Prompt
For every line in the records that has the word "title", make a copy.

****************************************

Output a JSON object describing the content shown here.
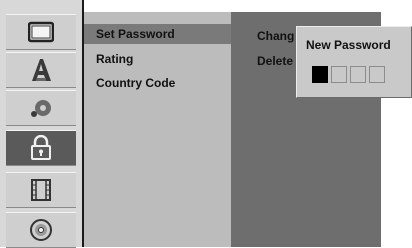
{
  "icons": [
    {
      "name": "tv-icon"
    },
    {
      "name": "language-icon"
    },
    {
      "name": "audio-icon"
    },
    {
      "name": "lock-icon",
      "selected": true
    },
    {
      "name": "film-icon"
    },
    {
      "name": "disc-icon"
    }
  ],
  "menu": {
    "items": [
      {
        "label": "Set Password",
        "active": true
      },
      {
        "label": "Rating"
      },
      {
        "label": "Country Code"
      }
    ]
  },
  "options": {
    "items": [
      {
        "label": "Chang"
      },
      {
        "label": "Delete"
      }
    ]
  },
  "popup": {
    "title": "New Password",
    "digits_total": 4,
    "digits_entered": 1
  },
  "colors": {
    "menu_bg": "#bcbcbc",
    "options_bg": "#6e6e6e",
    "selected_icon_bg": "#5a5a5a"
  }
}
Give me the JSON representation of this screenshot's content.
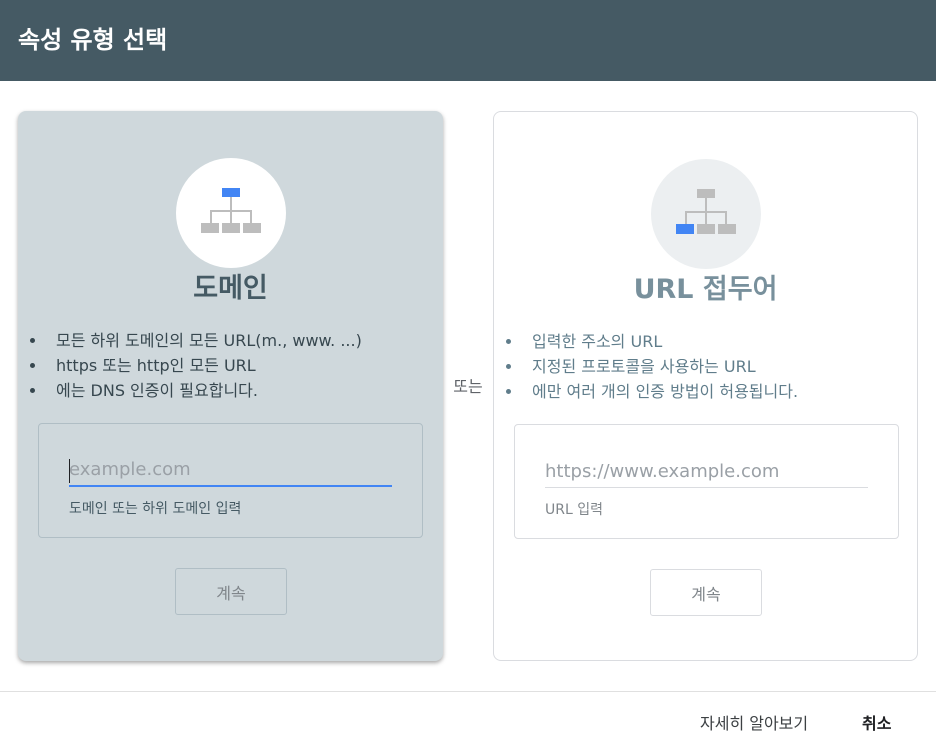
{
  "dialog": {
    "title": "속성 유형 선택"
  },
  "domain_card": {
    "title": "도메인",
    "bullets": [
      "모든 하위 도메인의 모든 URL(m., www. ...)",
      "https 또는 http인 모든 URL",
      "에는 DNS 인증이 필요합니다."
    ],
    "input_placeholder": "example.com",
    "input_value": "",
    "input_help": "도메인 또는 하위 도메인 입력",
    "continue_label": "계속",
    "colors": {
      "background": "#cfd8dc",
      "accent": "#4285f4"
    }
  },
  "separator": {
    "label": "또는"
  },
  "url_card": {
    "title": "URL 접두어",
    "bullets": [
      "입력한 주소의 URL",
      "지정된 프로토콜을 사용하는 URL",
      "에만 여러 개의 인증 방법이 허용됩니다."
    ],
    "input_placeholder": "https://www.example.com",
    "input_value": "",
    "input_help": "URL 입력",
    "continue_label": "계속",
    "colors": {
      "background": "#ffffff",
      "accent": "#4285f4"
    }
  },
  "footer": {
    "learn_more": "자세히 알아보기",
    "cancel": "취소"
  },
  "icons": {
    "domain": "sitemap-root-highlighted-icon",
    "url_prefix": "sitemap-leaf-highlighted-icon"
  },
  "colors": {
    "header": "#455a64",
    "highlight": "#4285f4",
    "tree_gray": "#bdbdbd"
  }
}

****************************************

Answer section
    "title": "New Password",
    "title": "속성 유형 선택"
    "title": "도메인",
    "title": "URL 접두어",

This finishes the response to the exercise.